Next day’s target was to reach Udhampur by any means, which was approx. 450 kms from Kargil. The first half of the day went very enthusiastically but second half after the Srinagar was just frustrating due to lots of commercial diesel trucks on the double lane highway between Srinagar and Udhampur. By the time we reached Udhampur, it was already 8 pm and that day we started from Kargil at 7 am, so it was 13 hours of restless driving. And there was no fun at doing this because after the Srinagar it was just the road cutting through hills without any satisfying landscape. Somehow we found a reasonable hotel in Udhampur near the railway station and took a nap there. Next day was also going to be a torturous for two of us as we had to cover next 450 kms from Udhampur to Manali.
As we had to bite the bullet anyway, we woke up around 6 am, and kicked our bike once again. We were just riding alternatively like robots but circumspectly leaving buses, trucks everything on the way behind, stopping only to drink a tea so as to get rid of the sleeplessness and to relax the seat and back muscles. After sailing through the circuitous roads of Himachal Pradesh we finally made it to the Manali in the evening around 7pm. Handed over the bike to the owner and boarded on an only available Himachal transport bus that time towards Delhi.
We reached Delhi in the morning and relaxed all over the day and boarded a flight towards Pune in the evening with lots of unforgettable memories. The journey was exceptionally awesome and once in a life time experience owing to all the scenic landscapes, riding on the world’s most treacherous routes through the dust, mud and water runnels, hitting the sacks inside the tents at a high altitude surrounded by glacial cold, and to all the difficulties which we have faced and the lessons we have learned.
Some can say that this could be the end of this journey but for me, it ain't over till the fat lady sings.
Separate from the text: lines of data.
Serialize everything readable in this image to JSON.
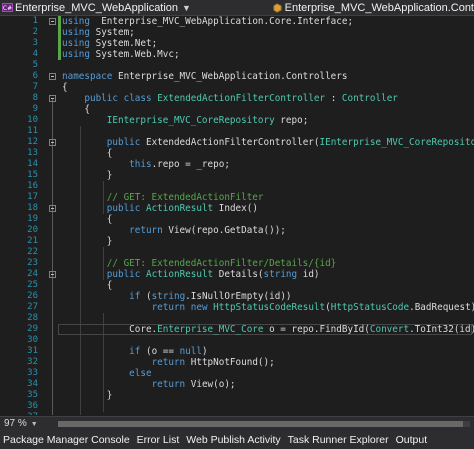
{
  "navbar": {
    "project_label": "Enterprise_MVC_WebApplication",
    "class_label": "Enterprise_MVC_WebApplication.Cont"
  },
  "editor": {
    "zoom": "97 %",
    "lines": [
      {
        "n": "1",
        "t": [
          [
            "kw",
            "using"
          ],
          [
            "",
            "  Enterprise_MVC_WebApplication.Core.Interface;"
          ]
        ]
      },
      {
        "n": "2",
        "t": [
          [
            "kw",
            "using"
          ],
          [
            "",
            " System;"
          ]
        ]
      },
      {
        "n": "3",
        "t": [
          [
            "kw",
            "using"
          ],
          [
            "",
            " System.Net;"
          ]
        ]
      },
      {
        "n": "4",
        "t": [
          [
            "kw",
            "using"
          ],
          [
            "",
            " System.Web.Mvc;"
          ]
        ]
      },
      {
        "n": "5",
        "t": []
      },
      {
        "n": "6",
        "t": [
          [
            "kw",
            "namespace"
          ],
          [
            "",
            " Enterprise_MVC_WebApplication.Controllers"
          ]
        ]
      },
      {
        "n": "7",
        "t": [
          [
            "",
            "{"
          ]
        ]
      },
      {
        "n": "8",
        "t": [
          [
            "",
            "    "
          ],
          [
            "kw",
            "public"
          ],
          [
            "",
            " "
          ],
          [
            "kw",
            "class"
          ],
          [
            "",
            " "
          ],
          [
            "ty",
            "ExtendedActionFilterController"
          ],
          [
            "",
            " : "
          ],
          [
            "ty",
            "Controller"
          ]
        ]
      },
      {
        "n": "9",
        "t": [
          [
            "",
            "    {"
          ]
        ]
      },
      {
        "n": "10",
        "t": [
          [
            "",
            "        "
          ],
          [
            "ty",
            "IEnterprise_MVC_CoreRepository"
          ],
          [
            "",
            " repo;"
          ]
        ]
      },
      {
        "n": "11",
        "t": []
      },
      {
        "n": "12",
        "t": [
          [
            "",
            "        "
          ],
          [
            "kw",
            "public"
          ],
          [
            "",
            " ExtendedActionFilterController("
          ],
          [
            "ty",
            "IEnterprise_MVC_CoreRepository"
          ],
          [
            "",
            " _repo)"
          ]
        ]
      },
      {
        "n": "13",
        "t": [
          [
            "",
            "        {"
          ]
        ]
      },
      {
        "n": "14",
        "t": [
          [
            "",
            "            "
          ],
          [
            "kw",
            "this"
          ],
          [
            "",
            ".repo = _repo;"
          ]
        ]
      },
      {
        "n": "15",
        "t": [
          [
            "",
            "        }"
          ]
        ]
      },
      {
        "n": "16",
        "t": []
      },
      {
        "n": "17",
        "t": [
          [
            "",
            "        "
          ],
          [
            "cm",
            "// GET: ExtendedActionFilter"
          ]
        ]
      },
      {
        "n": "18",
        "t": [
          [
            "",
            "        "
          ],
          [
            "kw",
            "public"
          ],
          [
            "",
            " "
          ],
          [
            "ty",
            "ActionResult"
          ],
          [
            "",
            " Index()"
          ]
        ]
      },
      {
        "n": "19",
        "t": [
          [
            "",
            "        {"
          ]
        ]
      },
      {
        "n": "20",
        "t": [
          [
            "",
            "            "
          ],
          [
            "kw",
            "return"
          ],
          [
            "",
            " View(repo.GetData());"
          ]
        ]
      },
      {
        "n": "21",
        "t": [
          [
            "",
            "        }"
          ]
        ]
      },
      {
        "n": "22",
        "t": []
      },
      {
        "n": "23",
        "t": [
          [
            "",
            "        "
          ],
          [
            "cm",
            "// GET: ExtendedActionFilter/Details/{id}"
          ]
        ]
      },
      {
        "n": "24",
        "t": [
          [
            "",
            "        "
          ],
          [
            "kw",
            "public"
          ],
          [
            "",
            " "
          ],
          [
            "ty",
            "ActionResult"
          ],
          [
            "",
            " Details("
          ],
          [
            "kw",
            "string"
          ],
          [
            "",
            " id)"
          ]
        ]
      },
      {
        "n": "25",
        "t": [
          [
            "",
            "        {"
          ]
        ]
      },
      {
        "n": "26",
        "t": [
          [
            "",
            "            "
          ],
          [
            "kw",
            "if"
          ],
          [
            "",
            " ("
          ],
          [
            "kw",
            "string"
          ],
          [
            "",
            ".IsNullOrEmpty(id))"
          ]
        ]
      },
      {
        "n": "27",
        "t": [
          [
            "",
            "                "
          ],
          [
            "kw",
            "return"
          ],
          [
            "",
            " "
          ],
          [
            "kw",
            "new"
          ],
          [
            "",
            " "
          ],
          [
            "ty",
            "HttpStatusCodeResult"
          ],
          [
            "",
            "("
          ],
          [
            "ty",
            "HttpStatusCode"
          ],
          [
            "",
            ".BadRequest);"
          ]
        ]
      },
      {
        "n": "28",
        "t": []
      },
      {
        "n": "29",
        "t": [
          [
            "",
            "            Core."
          ],
          [
            "ty",
            "Enterprise_MVC_Core"
          ],
          [
            "",
            " o = repo.FindById("
          ],
          [
            "ty",
            "Convert"
          ],
          [
            "",
            ".ToInt32(id));"
          ]
        ]
      },
      {
        "n": "30",
        "t": []
      },
      {
        "n": "31",
        "t": [
          [
            "",
            "            "
          ],
          [
            "kw",
            "if"
          ],
          [
            "",
            " (o == "
          ],
          [
            "kw",
            "null"
          ],
          [
            "",
            ")"
          ]
        ]
      },
      {
        "n": "32",
        "t": [
          [
            "",
            "                "
          ],
          [
            "kw",
            "return"
          ],
          [
            "",
            " HttpNotFound();"
          ]
        ]
      },
      {
        "n": "33",
        "t": [
          [
            "",
            "            "
          ],
          [
            "kw",
            "else"
          ]
        ]
      },
      {
        "n": "34",
        "t": [
          [
            "",
            "                "
          ],
          [
            "kw",
            "return"
          ],
          [
            "",
            " View(o);"
          ]
        ]
      },
      {
        "n": "35",
        "t": [
          [
            "",
            "        }"
          ]
        ]
      },
      {
        "n": "36",
        "t": []
      },
      {
        "n": "37",
        "t": []
      }
    ]
  },
  "bottom_tabs": [
    "Package Manager Console",
    "Error List",
    "Web Publish Activity",
    "Task Runner Explorer",
    "Output"
  ],
  "icons": {
    "project": "csharp-project-icon",
    "class": "class-icon",
    "dropdown": "chevron-down-icon"
  },
  "colors": {
    "keyword": "#569cd6",
    "type": "#4ec9b0",
    "comment": "#57a64a",
    "line_number": "#2b91af",
    "text": "#dcdcdc",
    "background": "#1e1e1e"
  }
}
Stay tuned !
We also have captured some footage of our journey. See below and who knows some of you may get inspired by this….!